Miss Clark is scheduled to be in the city on Monday visiting the University of Otago, where she is expected to make a "significant" announcement about student funding.
Otago Daily Times sources confirmed yesterday that the $12.5 million in government funding would be nearly matched by the University of Otago.
The money will be used to buy the former Wickliffe Press site, which has frontages on to Clyde, Albany and Forth Sts.
It sits on the southern edge of the university's main campus and is only a few minutes' walk from the university-owned College of Education and Otago Polytechnic campus.
The property is owned by the Dunedin City Council, which bought it from Wickliffe Press in 2003 and leased it back to the company.

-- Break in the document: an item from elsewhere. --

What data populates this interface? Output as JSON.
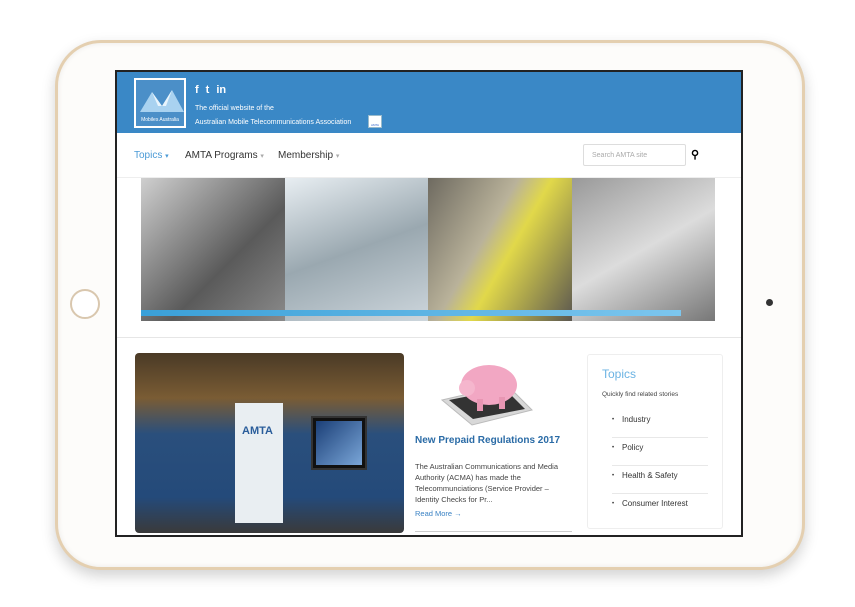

Dunedin North MP Pete Hodgson has been working on the project for years and the announcement will be a boost for both him and the city.
A three-storeyed building is likely to be built on the site, with the Otago Institute of Design taking a floor.
Work on the initiative be-gan more than two years ago when representatives from the university and polytechnic approached the Otago Forward board seeking support for the project so they could get New Zealand Trade and Enterprise funding.
Countries such as Finland had focused on design institutes for many years and, as a result, many international companies consulted with them when they wanted help to design a new product.
When Fisher and Paykel Appliances closes its Mosgiel plant, it will leave behind in the city its design arm.
That arm might be accommodated in the institute.
Miss Clark will launch Labour's election campaign in Auckland tomorrow, just after National Party leader John Key launches his party's campaign in the same city.
Act New Zealand and United Future will also launch their campaigns in Auckland tomorrow.
Design institute forcity to be announced> From Page 1Students are expecting some help with either a universal student allowance or some adjustment to tertiary fees and the Otago University Students' Association is tipping a packed common room of up to 500 students when Miss Clark speaks there on Monday.
With a weekend poll expected to show a substantial closing of the gap between Labour and National, as did the TV3 and New Zealand Morgan polls yesterday, an announcement to help students, or their parents already struggling with higher energy, fuel and food costs, could be an election game breaker.
New Zealand First leader Winston Peters, Labour's support partner from the last election, has already released his policy, calling for a universal allowance.
United Future leader Peter Dunne, who is also revenue minister, will tomorrow announce his "zero fees" policy for tertiary education in New Zealand from 2010.